This race isn’t nearly as close as 2012 and – as we’ve pointed out before – Trump has never led the race at any point. But there is something else this chart demonstrates. When pundits report that this has been a remarkably stable race, it is true that Trump has always captured about 42% of the vote. But look at what is happening to Clinton’s numbers recently. There is a clear upswing that puts her average very close to 50%. Mark Blumenthal from SurveyMonkey provides one piece of information to explain that:
— Mark Blumenthal (@MysteryPollster) October 19, 2016
Blumenthal elaborates at the link he provided.
While the national story is more about stability over the fall campaign than big dramatic shifts, one important trend is nonetheless modest but real: Hillary Clinton has been gradually consolidating her vote among Democrats, while Trump continues to bleed support among Republicans to Clinton and the third party candidates.
Consider Democrats…Since early September, Clinton’s support among Democrats has increased from 84 to 88 percent. Over the same period, support for Gary Johnson among Democrats declined from 7 to 4 percent…
Over the same period, support for Trump among Republicans and Republican-leaning independents has been essentially flat, varying between 84 and 82 percent.
Trump isn’t exactly “bleeding support” from Republicans – he has remained fairly steady. But Clinton is definitely gaining ground among Democrats. To put that in perspective, in the 2012 presidential race, 92% of Democrats voted for Obama and 93% of Republicans voted for Romney. So Clinton is approaching Obama’s numbers and Trump is running a full 10 points behind Romney’s.
Given that Trump has decided to attack the Republican Party as it becomes increasingly clear that he is losing, I certainly don’t expect his numbers to improve much among GOP voters.
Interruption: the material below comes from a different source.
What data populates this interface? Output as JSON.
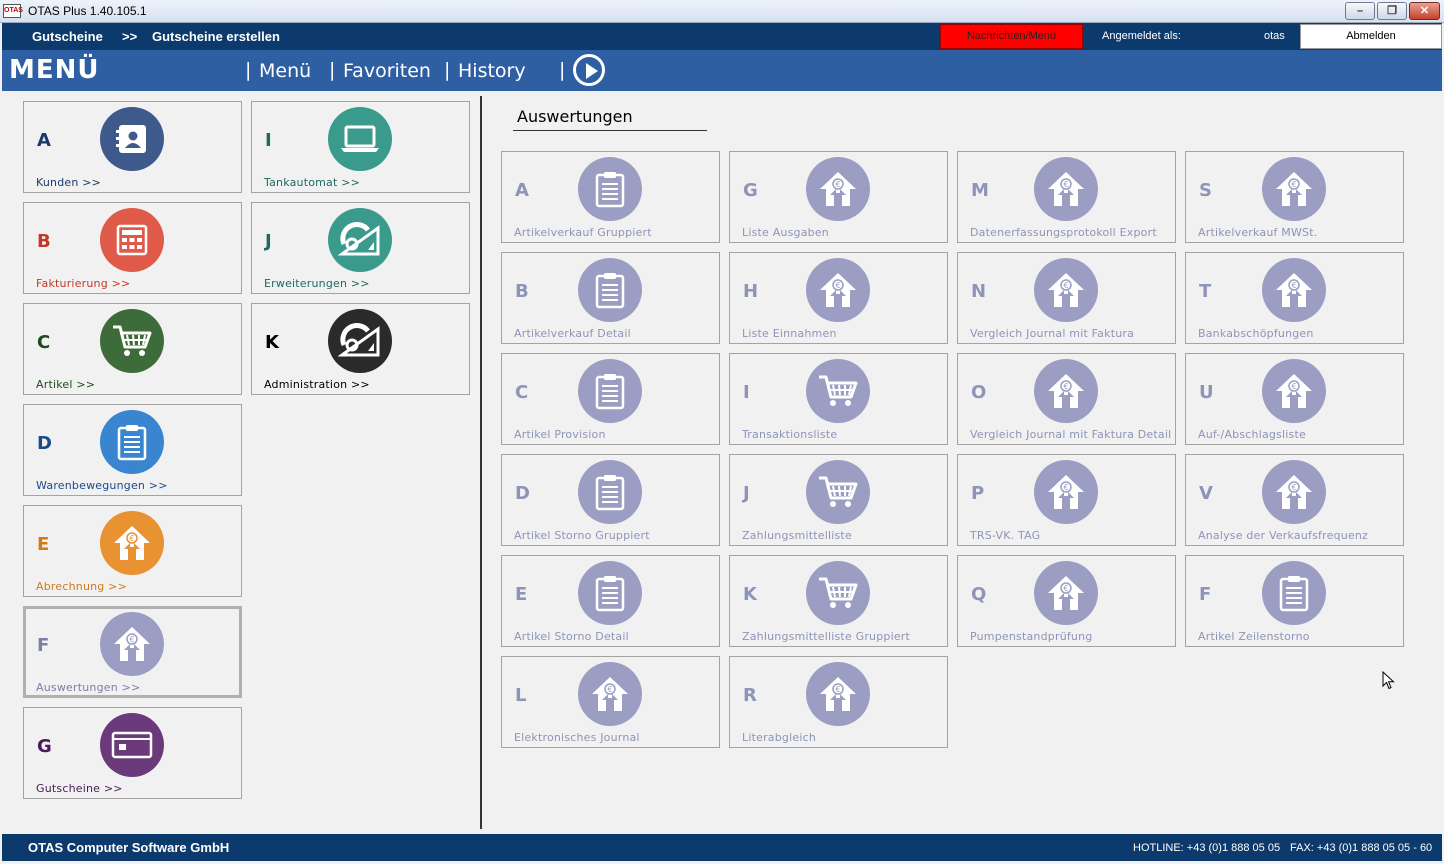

And as we’ve seen over the last couple of weeks, college educated white women – who typically vote Republican – have been repulsed by his campaign, particularly his sexism.
Meanwhile, Clinton continues to consolidate her base of voters while reaching out to disaffected Republicans – with small leads in traditionally red states like North Carolina and Arizona. On the question Blumenthal raised about whether the “real” Clinton-Trump margin is +12, +4, or something in between, I expect that the ultimate answer on election night will be closer to the larger number.